*WORK ITEM*
All pictures must be dropped, while the entries are given again word for word.

App and web page records:
══════════════════════════════
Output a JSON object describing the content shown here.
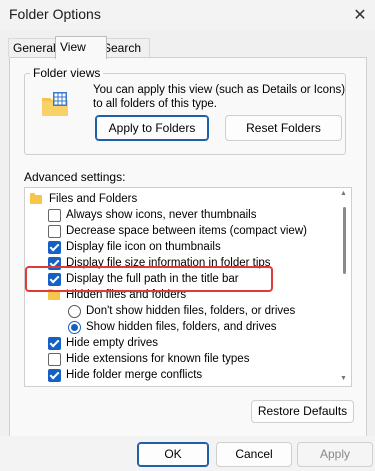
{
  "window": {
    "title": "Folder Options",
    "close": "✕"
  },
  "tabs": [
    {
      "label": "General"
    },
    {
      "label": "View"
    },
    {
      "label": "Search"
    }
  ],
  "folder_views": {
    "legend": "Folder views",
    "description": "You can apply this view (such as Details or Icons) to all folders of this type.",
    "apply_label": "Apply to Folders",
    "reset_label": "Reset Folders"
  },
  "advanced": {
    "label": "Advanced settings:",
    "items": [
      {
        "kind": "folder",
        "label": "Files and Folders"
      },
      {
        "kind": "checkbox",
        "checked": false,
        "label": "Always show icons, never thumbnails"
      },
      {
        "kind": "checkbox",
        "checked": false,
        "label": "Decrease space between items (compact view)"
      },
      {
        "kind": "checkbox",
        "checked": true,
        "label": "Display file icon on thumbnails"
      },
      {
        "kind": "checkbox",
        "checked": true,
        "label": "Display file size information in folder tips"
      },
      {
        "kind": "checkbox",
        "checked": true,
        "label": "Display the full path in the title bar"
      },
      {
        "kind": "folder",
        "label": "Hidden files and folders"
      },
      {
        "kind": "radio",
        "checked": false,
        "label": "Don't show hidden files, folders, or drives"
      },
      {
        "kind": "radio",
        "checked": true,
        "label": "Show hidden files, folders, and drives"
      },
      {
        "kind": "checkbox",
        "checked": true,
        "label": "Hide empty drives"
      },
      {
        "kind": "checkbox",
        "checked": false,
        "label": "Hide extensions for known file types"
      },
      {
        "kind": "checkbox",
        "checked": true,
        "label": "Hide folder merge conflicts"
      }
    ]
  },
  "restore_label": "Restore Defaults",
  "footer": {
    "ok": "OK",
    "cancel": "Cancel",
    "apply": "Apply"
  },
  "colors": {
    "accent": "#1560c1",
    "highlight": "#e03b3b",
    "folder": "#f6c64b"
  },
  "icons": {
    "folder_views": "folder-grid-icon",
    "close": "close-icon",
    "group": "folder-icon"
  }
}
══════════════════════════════
*WRITTEN RESPONSE*
Output a JSON object describing the content shown here.
{
  "window": {
    "title": "Folder Options",
    "close": "✕"
  },
  "tabs": [
    {
      "label": "General"
    },
    {
      "label": "View"
    },
    {
      "label": "Search"
    }
  ],
  "folder_views": {
    "legend": "Folder views",
    "description": "You can apply this view (such as Details or Icons) to all folders of this type.",
    "apply_label": "Apply to Folders",
    "reset_label": "Reset Folders"
  },
  "advanced": {
    "label": "Advanced settings:",
    "items": [
      {
        "kind": "folder",
        "label": "Files and Folders"
      },
      {
        "kind": "checkbox",
        "checked": false,
        "label": "Always show icons, never thumbnails"
      },
      {
        "kind": "checkbox",
        "checked": false,
        "label": "Decrease space between items (compact view)"
      },
      {
        "kind": "checkbox",
        "checked": true,
        "label": "Display file icon on thumbnails"
      },
      {
        "kind": "checkbox",
        "checked": true,
        "label": "Display file size information in folder tips"
      },
      {
        "kind": "checkbox",
        "checked": true,
        "label": "Display the full path in the title bar"
      },
      {
        "kind": "folder",
        "label": "Hidden files and folders"
      },
      {
        "kind": "radio",
        "checked": false,
        "label": "Don't show hidden files, folders, or drives"
      },
      {
        "kind": "radio",
        "checked": true,
        "label": "Show hidden files, folders, and drives"
      },
      {
        "kind": "checkbox",
        "checked": true,
        "label": "Hide empty drives"
      },
      {
        "kind": "checkbox",
        "checked": false,
        "label": "Hide extensions for known file types"
      },
      {
        "kind": "checkbox",
        "checked": true,
        "label": "Hide folder merge conflicts"
      }
    ]
  },
  "restore_label": "Restore Defaults",
  "footer": {
    "ok": "OK",
    "cancel": "Cancel",
    "apply": "Apply"
  },
  "colors": {
    "accent": "#1560c1",
    "highlight": "#e03b3b",
    "folder": "#f6c64b"
  },
  "icons": {
    "folder_views": "folder-grid-icon",
    "close": "close-icon",
    "group": "folder-icon"
  }
}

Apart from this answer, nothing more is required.